Apple spent the most on semiconductors in 2011, beating out Samsung and HP to take the crown. HP dropped from the top spot, thanks to overall weakness in the PC market, while Apple soared upward on the rising tide of smartphones, tablets and the MacBook Air.
Apple has been dealt another blow in its ongoing legal patent war with Samsung. A Dutch appeals court ruled Tuesday that an appeal by Apple against a lower court’s decision from August 2011 is invalid, and the Galaxy Tab 10.1 does not infringe on Apple’s iPad design right.
Apple has filed suit against Samsung once again in Germany, aiming to have sales of 10 of the Korean company’s smartphones halted. In a separate newly filed suit, Apple also targeted five models of Samsung tablets. Apple is targeting design rights with its latest suits.

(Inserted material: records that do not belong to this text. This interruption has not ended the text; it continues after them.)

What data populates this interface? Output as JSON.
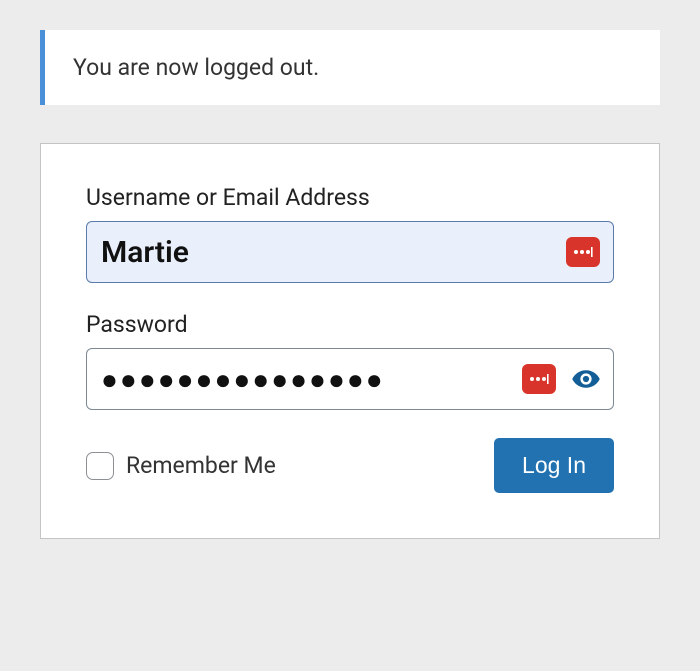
{
  "notice": {
    "message": "You are now logged out."
  },
  "form": {
    "username": {
      "label": "Username or Email Address",
      "value": "Martie"
    },
    "password": {
      "label": "Password",
      "value": "●●●●●●●●●●●●●●●"
    },
    "remember": {
      "label": "Remember Me"
    },
    "submit": {
      "label": "Log In"
    }
  },
  "icons": {
    "password_manager": "password-manager-icon",
    "show_password": "eye-icon"
  }
}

Is the PC “dead”? Of course not, but if you don’t see the trend moving away from local / desktop computing and towards mobile / cloud computing, you’re missing the sales figures for each market: Nearly 50 percent of recent device sales are mobile.
A week ago, it seemed like Google TV was back on track after announcing new partners. But if Google finally is gaining the trust and support of the consumer electronics industry, there was little evidence of it at this week’s Consumer Electronics Show in Las Vegas.
Verizon is working to increase the number of connected devices that can be used to access its live and on-demand streaming channels, with plans to finally bring its live iPad app — and possibly an app for LG TVs — to market later in 2012.
Time Warner Cable is developing an app for Panasonic’s Viera Cast Smart TV platform to access its on demand video library. This makes the company the first cable operator to develop an app for Panasonic’s platform. The app is supposed to launch some time this year.
One DVR to rule them all? In addition to bringing Comcast’s new cloud-based user interface to subscriber homes, the Xcalibur set-top box includes DLNA Premium Video, which will allow users to access live and recorded TV from tablets, PCs, connected TVs and other devices.
Hollywood’s UltraViolet initiative might not have gotten off to a great start. But things are looking up, as it’s added Amazon as a partner, and Samsung Blu-ray players will now let consumers add DVDs they’ve already purchased to their UltraViolet digital rights lockers.
The latest evidence that the set-top box will soon be dead comes from Samsung and DirecTV, which have partnered. Set-top boxless viewing will enable operators to provide the same user interface on the TV without the need for another piece of hardware.